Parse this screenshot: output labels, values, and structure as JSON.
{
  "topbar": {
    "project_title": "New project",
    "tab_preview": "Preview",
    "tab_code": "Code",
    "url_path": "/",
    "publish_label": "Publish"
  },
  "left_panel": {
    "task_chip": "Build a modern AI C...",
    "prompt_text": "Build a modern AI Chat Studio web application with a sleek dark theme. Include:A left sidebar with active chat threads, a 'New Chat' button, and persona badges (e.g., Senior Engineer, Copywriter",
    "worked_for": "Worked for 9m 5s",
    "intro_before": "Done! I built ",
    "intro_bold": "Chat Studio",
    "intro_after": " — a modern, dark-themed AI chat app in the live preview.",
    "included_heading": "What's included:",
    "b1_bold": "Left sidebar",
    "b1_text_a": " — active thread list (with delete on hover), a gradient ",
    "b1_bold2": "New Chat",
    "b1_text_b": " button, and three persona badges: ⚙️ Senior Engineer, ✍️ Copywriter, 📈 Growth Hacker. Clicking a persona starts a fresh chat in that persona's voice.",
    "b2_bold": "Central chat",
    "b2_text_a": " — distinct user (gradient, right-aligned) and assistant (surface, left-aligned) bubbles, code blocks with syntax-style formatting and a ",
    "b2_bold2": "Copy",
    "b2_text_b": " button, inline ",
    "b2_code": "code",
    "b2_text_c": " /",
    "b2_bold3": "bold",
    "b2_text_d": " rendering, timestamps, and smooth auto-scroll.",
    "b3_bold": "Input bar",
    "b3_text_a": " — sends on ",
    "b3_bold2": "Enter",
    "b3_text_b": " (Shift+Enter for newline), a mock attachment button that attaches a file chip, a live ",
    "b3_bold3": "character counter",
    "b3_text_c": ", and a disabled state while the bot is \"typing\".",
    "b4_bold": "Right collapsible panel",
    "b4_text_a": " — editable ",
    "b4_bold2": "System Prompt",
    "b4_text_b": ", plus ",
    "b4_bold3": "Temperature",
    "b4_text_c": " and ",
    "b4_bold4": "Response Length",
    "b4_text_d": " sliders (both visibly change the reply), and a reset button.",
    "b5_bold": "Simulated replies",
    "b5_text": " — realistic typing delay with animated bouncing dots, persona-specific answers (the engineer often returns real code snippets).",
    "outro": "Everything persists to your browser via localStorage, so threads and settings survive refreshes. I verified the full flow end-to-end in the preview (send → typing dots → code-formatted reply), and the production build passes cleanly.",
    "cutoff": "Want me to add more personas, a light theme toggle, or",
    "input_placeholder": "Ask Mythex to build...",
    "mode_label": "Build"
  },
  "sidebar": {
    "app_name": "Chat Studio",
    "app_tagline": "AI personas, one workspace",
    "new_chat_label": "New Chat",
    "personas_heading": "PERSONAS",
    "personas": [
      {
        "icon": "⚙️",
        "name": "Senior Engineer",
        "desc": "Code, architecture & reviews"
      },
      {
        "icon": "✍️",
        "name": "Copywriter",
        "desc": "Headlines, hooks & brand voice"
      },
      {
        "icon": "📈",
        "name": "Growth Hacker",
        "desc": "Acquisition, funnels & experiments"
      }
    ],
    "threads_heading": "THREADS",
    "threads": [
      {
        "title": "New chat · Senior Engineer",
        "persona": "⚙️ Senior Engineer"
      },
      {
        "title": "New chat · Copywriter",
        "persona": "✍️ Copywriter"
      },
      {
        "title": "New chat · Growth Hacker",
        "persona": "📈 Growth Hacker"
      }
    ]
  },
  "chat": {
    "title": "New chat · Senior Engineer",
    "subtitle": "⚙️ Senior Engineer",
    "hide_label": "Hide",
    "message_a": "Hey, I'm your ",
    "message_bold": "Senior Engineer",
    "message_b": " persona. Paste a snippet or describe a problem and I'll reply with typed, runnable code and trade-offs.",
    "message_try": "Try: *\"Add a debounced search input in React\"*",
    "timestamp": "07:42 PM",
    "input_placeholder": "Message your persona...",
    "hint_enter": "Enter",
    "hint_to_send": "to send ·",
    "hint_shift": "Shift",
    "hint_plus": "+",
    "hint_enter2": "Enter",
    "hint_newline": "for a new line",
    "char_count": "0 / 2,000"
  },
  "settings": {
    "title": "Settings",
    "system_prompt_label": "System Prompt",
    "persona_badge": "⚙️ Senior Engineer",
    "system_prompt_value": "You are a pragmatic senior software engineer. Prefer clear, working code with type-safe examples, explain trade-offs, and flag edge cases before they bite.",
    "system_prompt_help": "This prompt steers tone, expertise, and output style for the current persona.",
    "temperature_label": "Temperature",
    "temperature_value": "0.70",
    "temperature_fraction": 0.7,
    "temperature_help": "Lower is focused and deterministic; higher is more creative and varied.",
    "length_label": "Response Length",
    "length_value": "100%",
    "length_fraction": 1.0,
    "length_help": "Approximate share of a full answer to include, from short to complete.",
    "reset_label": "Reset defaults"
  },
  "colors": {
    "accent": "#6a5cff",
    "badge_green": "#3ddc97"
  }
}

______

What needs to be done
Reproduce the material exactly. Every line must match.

Written reply
Parse this screenshot: output labels, values, and structure as JSON.
{
  "topbar": {
    "project_title": "New project",
    "tab_preview": "Preview",
    "tab_code": "Code",
    "url_path": "/",
    "publish_label": "Publish"
  },
  "left_panel": {
    "task_chip": "Build a modern AI C...",
    "prompt_text": "Build a modern AI Chat Studio web application with a sleek dark theme. Include:A left sidebar with active chat threads, a 'New Chat' button, and persona badges (e.g., Senior Engineer, Copywriter",
    "worked_for": "Worked for 9m 5s",
    "intro_before": "Done! I built ",
    "intro_bold": "Chat Studio",
    "intro_after": " — a modern, dark-themed AI chat app in the live preview.",
    "included_heading": "What's included:",
    "b1_bold": "Left sidebar",
    "b1_text_a": " — active thread list (with delete on hover), a gradient ",
    "b1_bold2": "New Chat",
    "b1_text_b": " button, and three persona badges: ⚙️ Senior Engineer, ✍️ Copywriter, 📈 Growth Hacker. Clicking a persona starts a fresh chat in that persona's voice.",
    "b2_bold": "Central chat",
    "b2_text_a": " — distinct user (gradient, right-aligned) and assistant (surface, left-aligned) bubbles, code blocks with syntax-style formatting and a ",
    "b2_bold2": "Copy",
    "b2_text_b": " button, inline ",
    "b2_code": "code",
    "b2_text_c": " /",
    "b2_bold3": "bold",
    "b2_text_d": " rendering, timestamps, and smooth auto-scroll.",
    "b3_bold": "Input bar",
    "b3_text_a": " — sends on ",
    "b3_bold2": "Enter",
    "b3_text_b": " (Shift+Enter for newline), a mock attachment button that attaches a file chip, a live ",
    "b3_bold3": "character counter",
    "b3_text_c": ", and a disabled state while the bot is \"typing\".",
    "b4_bold": "Right collapsible panel",
    "b4_text_a": " — editable ",
    "b4_bold2": "System Prompt",
    "b4_text_b": ", plus ",
    "b4_bold3": "Temperature",
    "b4_text_c": " and ",
    "b4_bold4": "Response Length",
    "b4_text_d": " sliders (both visibly change the reply), and a reset button.",
    "b5_bold": "Simulated replies",
    "b5_text": " — realistic typing delay with animated bouncing dots, persona-specific answers (the engineer often returns real code snippets).",
    "outro": "Everything persists to your browser via localStorage, so threads and settings survive refreshes. I verified the full flow end-to-end in the preview (send → typing dots → code-formatted reply), and the production build passes cleanly.",
    "cutoff": "Want me to add more personas, a light theme toggle, or",
    "input_placeholder": "Ask Mythex to build...",
    "mode_label": "Build"
  },
  "sidebar": {
    "app_name": "Chat Studio",
    "app_tagline": "AI personas, one workspace",
    "new_chat_label": "New Chat",
    "personas_heading": "PERSONAS",
    "personas": [
      {
        "icon": "⚙️",
        "name": "Senior Engineer",
        "desc": "Code, architecture & reviews"
      },
      {
        "icon": "✍️",
        "name": "Copywriter",
        "desc": "Headlines, hooks & brand voice"
      },
      {
        "icon": "📈",
        "name": "Growth Hacker",
        "desc": "Acquisition, funnels & experiments"
      }
    ],
    "threads_heading": "THREADS",
    "threads": [
      {
        "title": "New chat · Senior Engineer",
        "persona": "⚙️ Senior Engineer"
      },
      {
        "title": "New chat · Copywriter",
        "persona": "✍️ Copywriter"
      },
      {
        "title": "New chat · Growth Hacker",
        "persona": "📈 Growth Hacker"
      }
    ]
  },
  "chat": {
    "title": "New chat · Senior Engineer",
    "subtitle": "⚙️ Senior Engineer",
    "hide_label": "Hide",
    "message_a": "Hey, I'm your ",
    "message_bold": "Senior Engineer",
    "message_b": " persona. Paste a snippet or describe a problem and I'll reply with typed, runnable code and trade-offs.",
    "message_try": "Try: *\"Add a debounced search input in React\"*",
    "timestamp": "07:42 PM",
    "input_placeholder": "Message your persona...",
    "hint_enter": "Enter",
    "hint_to_send": "to send ·",
    "hint_shift": "Shift",
    "hint_plus": "+",
    "hint_enter2": "Enter",
    "hint_newline": "for a new line",
    "char_count": "0 / 2,000"
  },
  "settings": {
    "title": "Settings",
    "system_prompt_label": "System Prompt",
    "persona_badge": "⚙️ Senior Engineer",
    "system_prompt_value": "You are a pragmatic senior software engineer. Prefer clear, working code with type-safe examples, explain trade-offs, and flag edge cases before they bite.",
    "system_prompt_help": "This prompt steers tone, expertise, and output style for the current persona.",
    "temperature_label": "Temperature",
    "temperature_value": "0.70",
    "temperature_fraction": 0.7,
    "temperature_help": "Lower is focused and deterministic; higher is more creative and varied.",
    "length_label": "Response Length",
    "length_value": "100%",
    "length_fraction": 1.0,
    "length_help": "Approximate share of a full answer to include, from short to complete.",
    "reset_label": "Reset defaults"
  },
  "colors": {
    "accent": "#6a5cff",
    "badge_green": "#3ddc97"
  }
}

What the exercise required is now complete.